Task details: Print everything in the records exactly. Leave the pictures out.

*** Entries shown ***

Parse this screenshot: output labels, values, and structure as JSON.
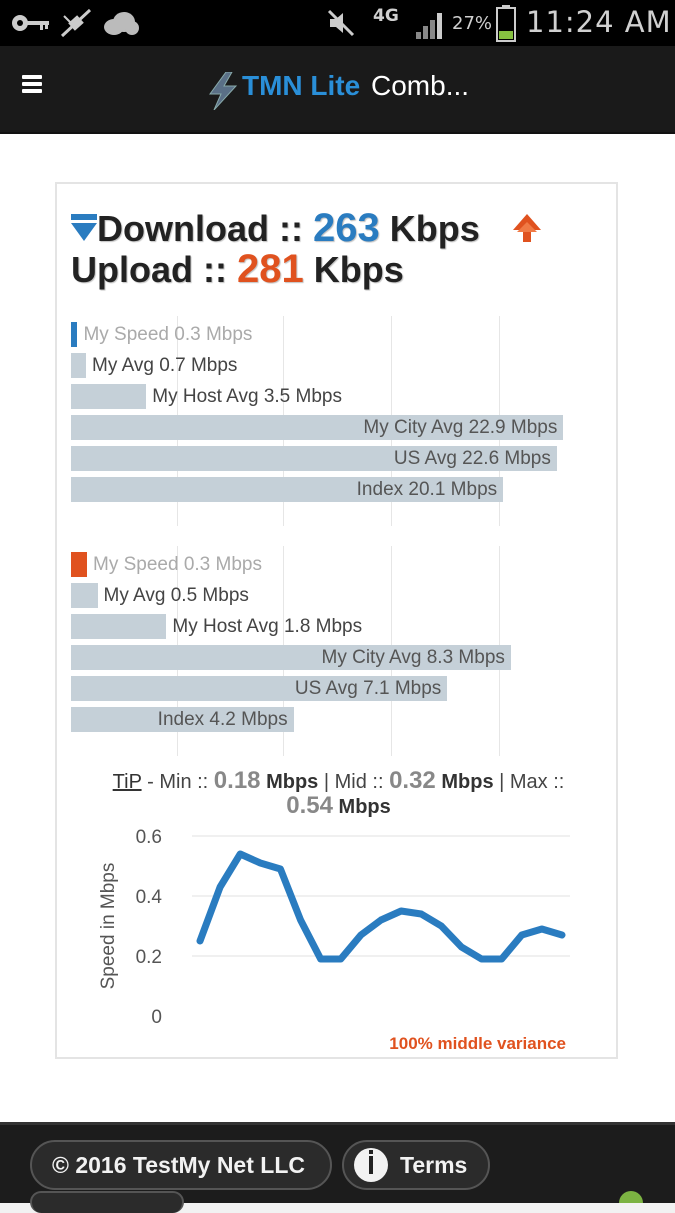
{
  "status_bar": {
    "network": "4G",
    "battery": "27%",
    "time": "11:24 AM",
    "icons": [
      "key-icon",
      "satellite-icon",
      "cloud-icon",
      "mute-icon",
      "signal-icon",
      "battery-icon"
    ]
  },
  "app_bar": {
    "brand": "TMN Lite",
    "subtitle": "Comb...",
    "icons": [
      "menu-icon",
      "lightning-logo-icon"
    ]
  },
  "results": {
    "download_prefix": "Download ::",
    "download_value": "263",
    "download_unit": "Kbps",
    "upload_prefix": "Upload ::",
    "upload_value": "281",
    "upload_unit": "Kbps",
    "download_color": "#2a7cc0",
    "upload_color": "#e0521f"
  },
  "download_bars": [
    {
      "label": "My Speed 0.3 Mbps",
      "value": 0.3
    },
    {
      "label": "My Avg 0.7 Mbps",
      "value": 0.7
    },
    {
      "label": "My Host Avg 3.5 Mbps",
      "value": 3.5
    },
    {
      "label": "My City Avg 22.9 Mbps",
      "value": 22.9
    },
    {
      "label": "US Avg 22.6 Mbps",
      "value": 22.6
    },
    {
      "label": "Index 20.1 Mbps",
      "value": 20.1
    }
  ],
  "upload_bars": [
    {
      "label": "My Speed 0.3 Mbps",
      "value": 0.3
    },
    {
      "label": "My Avg 0.5 Mbps",
      "value": 0.5
    },
    {
      "label": "My Host Avg 1.8 Mbps",
      "value": 1.8
    },
    {
      "label": "My City Avg 8.3 Mbps",
      "value": 8.3
    },
    {
      "label": "US Avg 7.1 Mbps",
      "value": 7.1
    },
    {
      "label": "Index 4.2 Mbps",
      "value": 4.2
    }
  ],
  "tip": {
    "link": "TiP",
    "min_label": " - Min :: ",
    "min_value": "0.18",
    "mid_label": " | Mid :: ",
    "mid_value": "0.32",
    "max_label": " | Max :: ",
    "max_value": "0.54",
    "unit": "Mbps"
  },
  "chart_data": {
    "type": "line",
    "ylabel": "Speed in Mbps",
    "yticks": [
      "0.6",
      "0.4",
      "0.2",
      "0"
    ],
    "ylim": [
      0,
      0.6
    ],
    "values": [
      0.25,
      0.43,
      0.54,
      0.51,
      0.49,
      0.32,
      0.19,
      0.19,
      0.27,
      0.32,
      0.35,
      0.34,
      0.3,
      0.23,
      0.19,
      0.19,
      0.27,
      0.29,
      0.27
    ],
    "grid": true,
    "note": "100% middle variance"
  },
  "footer": {
    "copyright": "© 2016 TestMy Net LLC",
    "terms": "Terms",
    "icons": [
      "info-icon",
      "android-icon"
    ]
  }
}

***

Result of this exercise:
Parse this screenshot: output labels, values, and structure as JSON.
{
  "status_bar": {
    "network": "4G",
    "battery": "27%",
    "time": "11:24 AM",
    "icons": [
      "key-icon",
      "satellite-icon",
      "cloud-icon",
      "mute-icon",
      "signal-icon",
      "battery-icon"
    ]
  },
  "app_bar": {
    "brand": "TMN Lite",
    "subtitle": "Comb...",
    "icons": [
      "menu-icon",
      "lightning-logo-icon"
    ]
  },
  "results": {
    "download_prefix": "Download ::",
    "download_value": "263",
    "download_unit": "Kbps",
    "upload_prefix": "Upload ::",
    "upload_value": "281",
    "upload_unit": "Kbps",
    "download_color": "#2a7cc0",
    "upload_color": "#e0521f"
  },
  "download_bars": [
    {
      "label": "My Speed 0.3 Mbps",
      "value": 0.3
    },
    {
      "label": "My Avg 0.7 Mbps",
      "value": 0.7
    },
    {
      "label": "My Host Avg 3.5 Mbps",
      "value": 3.5
    },
    {
      "label": "My City Avg 22.9 Mbps",
      "value": 22.9
    },
    {
      "label": "US Avg 22.6 Mbps",
      "value": 22.6
    },
    {
      "label": "Index 20.1 Mbps",
      "value": 20.1
    }
  ],
  "upload_bars": [
    {
      "label": "My Speed 0.3 Mbps",
      "value": 0.3
    },
    {
      "label": "My Avg 0.5 Mbps",
      "value": 0.5
    },
    {
      "label": "My Host Avg 1.8 Mbps",
      "value": 1.8
    },
    {
      "label": "My City Avg 8.3 Mbps",
      "value": 8.3
    },
    {
      "label": "US Avg 7.1 Mbps",
      "value": 7.1
    },
    {
      "label": "Index 4.2 Mbps",
      "value": 4.2
    }
  ],
  "tip": {
    "link": "TiP",
    "min_label": " - Min :: ",
    "min_value": "0.18",
    "mid_label": " | Mid :: ",
    "mid_value": "0.32",
    "max_label": " | Max :: ",
    "max_value": "0.54",
    "unit": "Mbps"
  },
  "chart_data": {
    "type": "line",
    "ylabel": "Speed in Mbps",
    "yticks": [
      "0.6",
      "0.4",
      "0.2",
      "0"
    ],
    "ylim": [
      0,
      0.6
    ],
    "values": [
      0.25,
      0.43,
      0.54,
      0.51,
      0.49,
      0.32,
      0.19,
      0.19,
      0.27,
      0.32,
      0.35,
      0.34,
      0.3,
      0.23,
      0.19,
      0.19,
      0.27,
      0.29,
      0.27
    ],
    "grid": true,
    "note": "100% middle variance"
  },
  "footer": {
    "copyright": "© 2016 TestMy Net LLC",
    "terms": "Terms",
    "icons": [
      "info-icon",
      "android-icon"
    ]
  }
}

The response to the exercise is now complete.